Exercise: Write out the material below again, line for line, without any images.

Given data:
#####

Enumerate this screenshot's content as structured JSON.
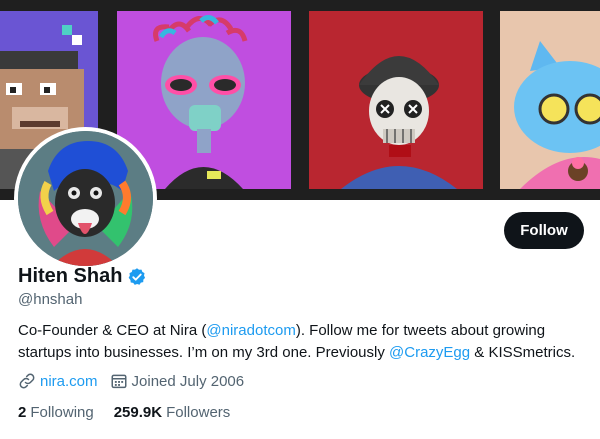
{
  "banner": {
    "nfts": [
      {
        "name": "pixel-ape"
      },
      {
        "name": "masked-alien"
      },
      {
        "name": "skull-soldier"
      },
      {
        "name": "cool-cat"
      }
    ]
  },
  "profile": {
    "display_name": "Hiten Shah",
    "handle": "@hnshah",
    "follow_label": "Follow",
    "bio": {
      "part1": "Co-Founder & CEO at Nira (",
      "mention1": "@niradotcom",
      "part2": "). Follow me for tweets about growing startups into businesses. I’m on my 3rd one. Previously ",
      "mention2": "@CrazyEgg",
      "part3": " & KISSmetrics."
    },
    "website": "nira.com",
    "joined": "Joined July 2006",
    "following_count": "2",
    "following_label": "Following",
    "followers_count": "259.9K",
    "followers_label": "Followers"
  },
  "colors": {
    "accent": "#1d9bf0",
    "text_primary": "#0f1419",
    "text_secondary": "#536471",
    "button_bg": "#0f1419"
  },
  "icons": {
    "verified": "verified-badge-icon",
    "link": "link-icon",
    "calendar": "calendar-icon"
  }
}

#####

Worked solution:
Enumerate this screenshot's content as structured JSON.
{
  "banner": {
    "nfts": [
      {
        "name": "pixel-ape"
      },
      {
        "name": "masked-alien"
      },
      {
        "name": "skull-soldier"
      },
      {
        "name": "cool-cat"
      }
    ]
  },
  "profile": {
    "display_name": "Hiten Shah",
    "handle": "@hnshah",
    "follow_label": "Follow",
    "bio": {
      "part1": "Co-Founder & CEO at Nira (",
      "mention1": "@niradotcom",
      "part2": "). Follow me for tweets about growing startups into businesses. I’m on my 3rd one. Previously ",
      "mention2": "@CrazyEgg",
      "part3": " & KISSmetrics."
    },
    "website": "nira.com",
    "joined": "Joined July 2006",
    "following_count": "2",
    "following_label": "Following",
    "followers_count": "259.9K",
    "followers_label": "Followers"
  },
  "colors": {
    "accent": "#1d9bf0",
    "text_primary": "#0f1419",
    "text_secondary": "#536471",
    "button_bg": "#0f1419"
  },
  "icons": {
    "verified": "verified-badge-icon",
    "link": "link-icon",
    "calendar": "calendar-icon"
  }
}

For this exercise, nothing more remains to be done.